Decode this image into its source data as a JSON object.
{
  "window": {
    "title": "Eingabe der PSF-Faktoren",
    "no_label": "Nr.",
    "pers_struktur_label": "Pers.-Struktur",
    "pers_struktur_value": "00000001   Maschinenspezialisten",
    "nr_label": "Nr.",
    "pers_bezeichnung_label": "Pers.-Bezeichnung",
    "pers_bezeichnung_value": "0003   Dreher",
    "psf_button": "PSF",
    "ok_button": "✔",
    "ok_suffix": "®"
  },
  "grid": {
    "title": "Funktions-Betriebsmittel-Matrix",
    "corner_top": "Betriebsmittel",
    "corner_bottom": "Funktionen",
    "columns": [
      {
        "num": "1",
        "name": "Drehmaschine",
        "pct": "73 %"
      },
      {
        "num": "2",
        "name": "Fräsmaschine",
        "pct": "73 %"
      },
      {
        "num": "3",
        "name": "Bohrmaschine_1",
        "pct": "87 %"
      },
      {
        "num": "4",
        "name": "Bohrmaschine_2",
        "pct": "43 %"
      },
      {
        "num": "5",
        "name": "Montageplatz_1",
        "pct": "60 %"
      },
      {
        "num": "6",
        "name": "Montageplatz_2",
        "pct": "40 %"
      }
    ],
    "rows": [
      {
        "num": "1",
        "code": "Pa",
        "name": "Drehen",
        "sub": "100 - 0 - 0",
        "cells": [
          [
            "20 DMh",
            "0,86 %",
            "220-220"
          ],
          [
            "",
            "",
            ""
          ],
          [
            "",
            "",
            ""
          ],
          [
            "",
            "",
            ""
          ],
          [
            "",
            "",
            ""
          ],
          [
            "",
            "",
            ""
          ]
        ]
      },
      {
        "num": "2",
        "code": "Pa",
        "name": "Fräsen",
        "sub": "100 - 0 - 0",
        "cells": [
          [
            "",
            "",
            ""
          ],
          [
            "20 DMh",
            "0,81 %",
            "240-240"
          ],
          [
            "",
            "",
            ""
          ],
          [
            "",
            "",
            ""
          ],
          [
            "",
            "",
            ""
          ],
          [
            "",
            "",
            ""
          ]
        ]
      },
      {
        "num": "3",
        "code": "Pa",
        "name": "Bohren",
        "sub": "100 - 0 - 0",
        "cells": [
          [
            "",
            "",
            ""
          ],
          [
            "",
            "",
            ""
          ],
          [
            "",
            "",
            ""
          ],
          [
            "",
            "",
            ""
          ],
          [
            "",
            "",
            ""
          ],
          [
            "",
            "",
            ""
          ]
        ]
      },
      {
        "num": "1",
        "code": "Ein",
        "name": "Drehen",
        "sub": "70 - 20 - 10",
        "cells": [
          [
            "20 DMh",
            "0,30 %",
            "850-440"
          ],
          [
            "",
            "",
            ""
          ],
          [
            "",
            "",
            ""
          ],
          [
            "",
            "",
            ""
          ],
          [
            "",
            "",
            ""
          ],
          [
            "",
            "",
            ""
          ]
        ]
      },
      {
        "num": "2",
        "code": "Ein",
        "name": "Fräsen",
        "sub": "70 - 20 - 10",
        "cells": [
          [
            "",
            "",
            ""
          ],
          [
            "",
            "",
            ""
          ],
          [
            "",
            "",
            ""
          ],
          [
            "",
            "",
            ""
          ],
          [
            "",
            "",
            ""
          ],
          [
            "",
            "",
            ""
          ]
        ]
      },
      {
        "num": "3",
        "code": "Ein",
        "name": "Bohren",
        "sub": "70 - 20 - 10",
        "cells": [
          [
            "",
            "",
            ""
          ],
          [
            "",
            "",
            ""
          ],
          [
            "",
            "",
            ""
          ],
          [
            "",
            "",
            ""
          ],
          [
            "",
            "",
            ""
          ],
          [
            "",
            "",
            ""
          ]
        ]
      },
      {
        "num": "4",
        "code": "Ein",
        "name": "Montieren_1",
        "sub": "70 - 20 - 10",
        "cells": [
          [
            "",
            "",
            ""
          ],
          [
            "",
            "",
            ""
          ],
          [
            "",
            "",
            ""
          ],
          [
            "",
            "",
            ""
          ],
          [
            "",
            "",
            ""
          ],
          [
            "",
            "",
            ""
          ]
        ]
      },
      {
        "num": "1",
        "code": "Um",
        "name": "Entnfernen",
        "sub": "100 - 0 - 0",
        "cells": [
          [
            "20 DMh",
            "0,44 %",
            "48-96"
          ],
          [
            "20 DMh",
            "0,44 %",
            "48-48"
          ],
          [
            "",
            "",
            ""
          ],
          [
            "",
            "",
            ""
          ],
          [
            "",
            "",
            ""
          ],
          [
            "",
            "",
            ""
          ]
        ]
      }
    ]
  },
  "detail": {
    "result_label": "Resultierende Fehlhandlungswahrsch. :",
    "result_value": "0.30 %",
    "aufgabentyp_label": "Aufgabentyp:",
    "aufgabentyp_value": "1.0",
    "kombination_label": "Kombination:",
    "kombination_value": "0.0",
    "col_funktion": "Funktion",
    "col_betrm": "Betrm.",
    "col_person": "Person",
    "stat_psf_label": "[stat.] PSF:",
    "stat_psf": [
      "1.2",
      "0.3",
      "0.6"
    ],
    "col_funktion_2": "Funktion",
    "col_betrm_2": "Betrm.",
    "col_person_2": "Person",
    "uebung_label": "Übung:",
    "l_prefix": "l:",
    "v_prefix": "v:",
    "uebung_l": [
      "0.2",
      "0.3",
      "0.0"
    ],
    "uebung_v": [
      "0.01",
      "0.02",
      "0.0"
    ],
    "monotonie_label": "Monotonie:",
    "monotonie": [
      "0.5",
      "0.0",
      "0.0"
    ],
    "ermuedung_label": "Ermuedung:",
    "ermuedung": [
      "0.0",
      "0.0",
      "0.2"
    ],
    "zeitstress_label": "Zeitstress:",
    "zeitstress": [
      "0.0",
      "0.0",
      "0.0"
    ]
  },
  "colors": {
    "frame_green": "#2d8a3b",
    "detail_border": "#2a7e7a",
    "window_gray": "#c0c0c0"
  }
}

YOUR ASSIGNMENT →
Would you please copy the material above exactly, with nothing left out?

TASK OUTPUT →
Decode this image into its source data as a JSON object.
{
  "window": {
    "title": "Eingabe der PSF-Faktoren",
    "no_label": "Nr.",
    "pers_struktur_label": "Pers.-Struktur",
    "pers_struktur_value": "00000001   Maschinenspezialisten",
    "nr_label": "Nr.",
    "pers_bezeichnung_label": "Pers.-Bezeichnung",
    "pers_bezeichnung_value": "0003   Dreher",
    "psf_button": "PSF",
    "ok_button": "✔",
    "ok_suffix": "®"
  },
  "grid": {
    "title": "Funktions-Betriebsmittel-Matrix",
    "corner_top": "Betriebsmittel",
    "corner_bottom": "Funktionen",
    "columns": [
      {
        "num": "1",
        "name": "Drehmaschine",
        "pct": "73 %"
      },
      {
        "num": "2",
        "name": "Fräsmaschine",
        "pct": "73 %"
      },
      {
        "num": "3",
        "name": "Bohrmaschine_1",
        "pct": "87 %"
      },
      {
        "num": "4",
        "name": "Bohrmaschine_2",
        "pct": "43 %"
      },
      {
        "num": "5",
        "name": "Montageplatz_1",
        "pct": "60 %"
      },
      {
        "num": "6",
        "name": "Montageplatz_2",
        "pct": "40 %"
      }
    ],
    "rows": [
      {
        "num": "1",
        "code": "Pa",
        "name": "Drehen",
        "sub": "100 - 0 - 0",
        "cells": [
          [
            "20 DMh",
            "0,86 %",
            "220-220"
          ],
          [
            "",
            "",
            ""
          ],
          [
            "",
            "",
            ""
          ],
          [
            "",
            "",
            ""
          ],
          [
            "",
            "",
            ""
          ],
          [
            "",
            "",
            ""
          ]
        ]
      },
      {
        "num": "2",
        "code": "Pa",
        "name": "Fräsen",
        "sub": "100 - 0 - 0",
        "cells": [
          [
            "",
            "",
            ""
          ],
          [
            "20 DMh",
            "0,81 %",
            "240-240"
          ],
          [
            "",
            "",
            ""
          ],
          [
            "",
            "",
            ""
          ],
          [
            "",
            "",
            ""
          ],
          [
            "",
            "",
            ""
          ]
        ]
      },
      {
        "num": "3",
        "code": "Pa",
        "name": "Bohren",
        "sub": "100 - 0 - 0",
        "cells": [
          [
            "",
            "",
            ""
          ],
          [
            "",
            "",
            ""
          ],
          [
            "",
            "",
            ""
          ],
          [
            "",
            "",
            ""
          ],
          [
            "",
            "",
            ""
          ],
          [
            "",
            "",
            ""
          ]
        ]
      },
      {
        "num": "1",
        "code": "Ein",
        "name": "Drehen",
        "sub": "70 - 20 - 10",
        "cells": [
          [
            "20 DMh",
            "0,30 %",
            "850-440"
          ],
          [
            "",
            "",
            ""
          ],
          [
            "",
            "",
            ""
          ],
          [
            "",
            "",
            ""
          ],
          [
            "",
            "",
            ""
          ],
          [
            "",
            "",
            ""
          ]
        ]
      },
      {
        "num": "2",
        "code": "Ein",
        "name": "Fräsen",
        "sub": "70 - 20 - 10",
        "cells": [
          [
            "",
            "",
            ""
          ],
          [
            "",
            "",
            ""
          ],
          [
            "",
            "",
            ""
          ],
          [
            "",
            "",
            ""
          ],
          [
            "",
            "",
            ""
          ],
          [
            "",
            "",
            ""
          ]
        ]
      },
      {
        "num": "3",
        "code": "Ein",
        "name": "Bohren",
        "sub": "70 - 20 - 10",
        "cells": [
          [
            "",
            "",
            ""
          ],
          [
            "",
            "",
            ""
          ],
          [
            "",
            "",
            ""
          ],
          [
            "",
            "",
            ""
          ],
          [
            "",
            "",
            ""
          ],
          [
            "",
            "",
            ""
          ]
        ]
      },
      {
        "num": "4",
        "code": "Ein",
        "name": "Montieren_1",
        "sub": "70 - 20 - 10",
        "cells": [
          [
            "",
            "",
            ""
          ],
          [
            "",
            "",
            ""
          ],
          [
            "",
            "",
            ""
          ],
          [
            "",
            "",
            ""
          ],
          [
            "",
            "",
            ""
          ],
          [
            "",
            "",
            ""
          ]
        ]
      },
      {
        "num": "1",
        "code": "Um",
        "name": "Entnfernen",
        "sub": "100 - 0 - 0",
        "cells": [
          [
            "20 DMh",
            "0,44 %",
            "48-96"
          ],
          [
            "20 DMh",
            "0,44 %",
            "48-48"
          ],
          [
            "",
            "",
            ""
          ],
          [
            "",
            "",
            ""
          ],
          [
            "",
            "",
            ""
          ],
          [
            "",
            "",
            ""
          ]
        ]
      }
    ]
  },
  "detail": {
    "result_label": "Resultierende Fehlhandlungswahrsch. :",
    "result_value": "0.30 %",
    "aufgabentyp_label": "Aufgabentyp:",
    "aufgabentyp_value": "1.0",
    "kombination_label": "Kombination:",
    "kombination_value": "0.0",
    "col_funktion": "Funktion",
    "col_betrm": "Betrm.",
    "col_person": "Person",
    "stat_psf_label": "[stat.] PSF:",
    "stat_psf": [
      "1.2",
      "0.3",
      "0.6"
    ],
    "col_funktion_2": "Funktion",
    "col_betrm_2": "Betrm.",
    "col_person_2": "Person",
    "uebung_label": "Übung:",
    "l_prefix": "l:",
    "v_prefix": "v:",
    "uebung_l": [
      "0.2",
      "0.3",
      "0.0"
    ],
    "uebung_v": [
      "0.01",
      "0.02",
      "0.0"
    ],
    "monotonie_label": "Monotonie:",
    "monotonie": [
      "0.5",
      "0.0",
      "0.0"
    ],
    "ermuedung_label": "Ermuedung:",
    "ermuedung": [
      "0.0",
      "0.0",
      "0.2"
    ],
    "zeitstress_label": "Zeitstress:",
    "zeitstress": [
      "0.0",
      "0.0",
      "0.0"
    ]
  },
  "colors": {
    "frame_green": "#2d8a3b",
    "detail_border": "#2a7e7a",
    "window_gray": "#c0c0c0"
  }
}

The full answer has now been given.